Software Industry Report, 21 Feb 1994

The buy is considered very important for Microsoft, which to date has not made any significant inroads in the emerging market for interactive television and multimedia production. Daniel Langlois, the Softimage founder and CEO, will continue to head the development organization, which will operate as part of the Microsoft advanced technology division.

In a recent press interview, Microsoft Chairman Bill Gates said his Redmond, Wash., software company will vigorously pursue opportunities in the multimedia field. How the Softimage buy will play out remains to be seen. Softimage makes tools for Silicon Graphics Inc. workstations, and its software was used in the special effects for the movie “Jurassic Park.”

http://www.immersence.com/publications/1996/1996-PLunenfeld.html

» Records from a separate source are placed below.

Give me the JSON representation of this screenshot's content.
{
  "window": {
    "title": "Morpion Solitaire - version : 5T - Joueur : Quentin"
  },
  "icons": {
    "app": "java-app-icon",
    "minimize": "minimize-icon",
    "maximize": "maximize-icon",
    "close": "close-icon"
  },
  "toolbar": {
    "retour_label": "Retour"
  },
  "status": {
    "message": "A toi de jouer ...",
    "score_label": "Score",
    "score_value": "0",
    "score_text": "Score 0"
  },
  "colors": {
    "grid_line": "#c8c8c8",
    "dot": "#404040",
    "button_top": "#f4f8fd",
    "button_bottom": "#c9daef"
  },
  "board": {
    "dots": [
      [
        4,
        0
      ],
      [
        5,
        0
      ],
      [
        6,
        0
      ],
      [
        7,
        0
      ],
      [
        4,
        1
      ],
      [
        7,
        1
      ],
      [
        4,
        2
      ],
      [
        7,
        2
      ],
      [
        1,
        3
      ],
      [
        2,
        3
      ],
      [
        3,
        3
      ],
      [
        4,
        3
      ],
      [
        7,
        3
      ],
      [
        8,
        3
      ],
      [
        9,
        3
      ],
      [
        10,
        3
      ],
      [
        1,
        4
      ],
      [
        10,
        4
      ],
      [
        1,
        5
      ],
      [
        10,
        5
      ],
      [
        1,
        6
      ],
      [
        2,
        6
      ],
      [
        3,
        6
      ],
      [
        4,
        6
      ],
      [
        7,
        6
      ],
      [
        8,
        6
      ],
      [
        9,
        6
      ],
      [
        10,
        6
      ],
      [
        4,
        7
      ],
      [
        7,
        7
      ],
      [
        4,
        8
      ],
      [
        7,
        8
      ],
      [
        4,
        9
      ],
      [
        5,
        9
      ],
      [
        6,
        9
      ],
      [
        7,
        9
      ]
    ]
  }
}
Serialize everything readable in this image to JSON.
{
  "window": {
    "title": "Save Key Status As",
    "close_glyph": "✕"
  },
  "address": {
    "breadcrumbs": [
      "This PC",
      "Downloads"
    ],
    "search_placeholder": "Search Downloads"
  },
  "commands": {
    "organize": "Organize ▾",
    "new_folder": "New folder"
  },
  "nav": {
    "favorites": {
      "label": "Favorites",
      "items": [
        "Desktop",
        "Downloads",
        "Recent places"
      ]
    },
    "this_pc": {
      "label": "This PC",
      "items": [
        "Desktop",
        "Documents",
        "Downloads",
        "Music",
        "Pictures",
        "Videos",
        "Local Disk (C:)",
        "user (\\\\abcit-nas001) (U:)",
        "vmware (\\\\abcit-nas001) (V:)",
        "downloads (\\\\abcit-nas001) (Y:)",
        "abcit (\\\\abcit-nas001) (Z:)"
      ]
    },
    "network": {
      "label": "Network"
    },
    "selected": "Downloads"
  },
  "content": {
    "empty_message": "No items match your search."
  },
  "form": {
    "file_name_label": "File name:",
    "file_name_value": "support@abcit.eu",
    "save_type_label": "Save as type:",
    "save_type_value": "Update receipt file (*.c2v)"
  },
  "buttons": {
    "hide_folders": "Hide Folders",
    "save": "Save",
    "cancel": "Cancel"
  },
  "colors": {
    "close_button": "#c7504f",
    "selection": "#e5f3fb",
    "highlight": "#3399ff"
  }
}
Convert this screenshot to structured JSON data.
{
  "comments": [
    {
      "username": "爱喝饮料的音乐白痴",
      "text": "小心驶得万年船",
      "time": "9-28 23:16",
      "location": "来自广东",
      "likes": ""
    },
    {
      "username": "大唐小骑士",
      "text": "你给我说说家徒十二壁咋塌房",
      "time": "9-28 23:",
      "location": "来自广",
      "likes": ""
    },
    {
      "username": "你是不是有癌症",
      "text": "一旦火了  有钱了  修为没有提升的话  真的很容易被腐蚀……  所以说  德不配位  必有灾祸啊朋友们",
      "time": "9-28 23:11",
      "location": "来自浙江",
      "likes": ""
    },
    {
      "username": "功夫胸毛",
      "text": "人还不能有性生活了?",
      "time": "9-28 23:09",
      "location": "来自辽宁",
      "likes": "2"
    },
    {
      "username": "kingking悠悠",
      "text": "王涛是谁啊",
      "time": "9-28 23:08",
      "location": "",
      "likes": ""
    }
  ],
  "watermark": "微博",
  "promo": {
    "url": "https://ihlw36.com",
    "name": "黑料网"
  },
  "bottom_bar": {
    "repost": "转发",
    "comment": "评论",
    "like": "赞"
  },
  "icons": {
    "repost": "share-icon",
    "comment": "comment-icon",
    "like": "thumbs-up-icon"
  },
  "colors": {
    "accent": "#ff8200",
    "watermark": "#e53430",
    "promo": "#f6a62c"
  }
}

Davies is the director of visual research at SoftImage, a high-end computer graphics software group that was recently purchased by Bill Gates in his quest to have Microsoft own everything in North America that the Disney Company does not.

Microsoft Morphs into a Media Company -
Mr. Bill makes a billion-dollar bet on interactive entertainment

Wired 1994
Microsoft has been gradually creating or acquiring crucial pieces of media technology, which alone or in combination with others have the potential to spawn powerful new forms of media. Softimage 3-D animation and product tools now being ported to the PC, for example,

Excerpted from the book, “Becoming a Computer Animator” by Michael Morrison

ADVANCES OF THE 1990s In February 1994, Microsoft Corporation acquired Softimage for 130 million dollars. Microsoft’s initial use of TDI technology will be internal, to enhance their multimedia CD-ROM products and interactive TV programs. Microsoft also plans to port the Softimage software over to its Windows NT operating system. This may be the first move in starting a trend for the shifting of high-end graphics software from workstations to personal computers.

Commentary on the release of Softimage 3D for Windows NT

Graphics and Windows NT 4.0 – A Diamond Multimedia White Paper

Microsoft helped to pave the way to Windows NT for many applications by porting the highly regarded Softimage animation studio from Silicon Graphics workstations to Windows NT. For many creators of digital content in the highly competitive worlds of advertising and film, the existence of Softimage on Windows NT has proven the PC is ready for the big time.

1996: Microsoft delivers high-end 3-D animation software for Microsoft Windows NT; Softimage 3D for Windows NT provides workstation-class capabilities and performance at approximately half the system cost

“Today marks an important milestone in making high-end 3-D animation capabilities widely available,” said Daniel Langlois, senior director at Microsoft and founder of Softimage. “Because Windows NT offers the same high-performance graphics capabilities as UNIX(r)-based workstations and all of the benefits of a highly competitive ‘PC economy,’ many more content creators will be able to take advantage of high-end 3-D animation software. And these compelling price/performance figures will get even better over time.”


MICROSOFT’S SOFTIMAGE STRESSES LOW-COST HARDWARE AS IT LAUNCHES SOFTIMAGE 3D FOR WINDOWS NT

Published 06 February 1996

Microsoft Corp’s SoftImage Inc has opened up the market for its three-dimensional modeling and animation software, Microsoft SoftImage 3D, by launching a version for Windows NT (CI No 2,831). The software, which traditionally ran on Silicon Graphics Inc workstations under the Irix Unix operating system, will now run on any personal computer supporting NT.

Montreal-based SoftImage founder Daniel Langolois said the NT system has all the functionality of the Unix-based system, but enables users to choose much lower cost hardware as an option. He insisted that his aim was not to knock Silicon Graphics, but simply to open up choice for the users, and to enable more animators to use SoftImage’s three-dimensional animation software.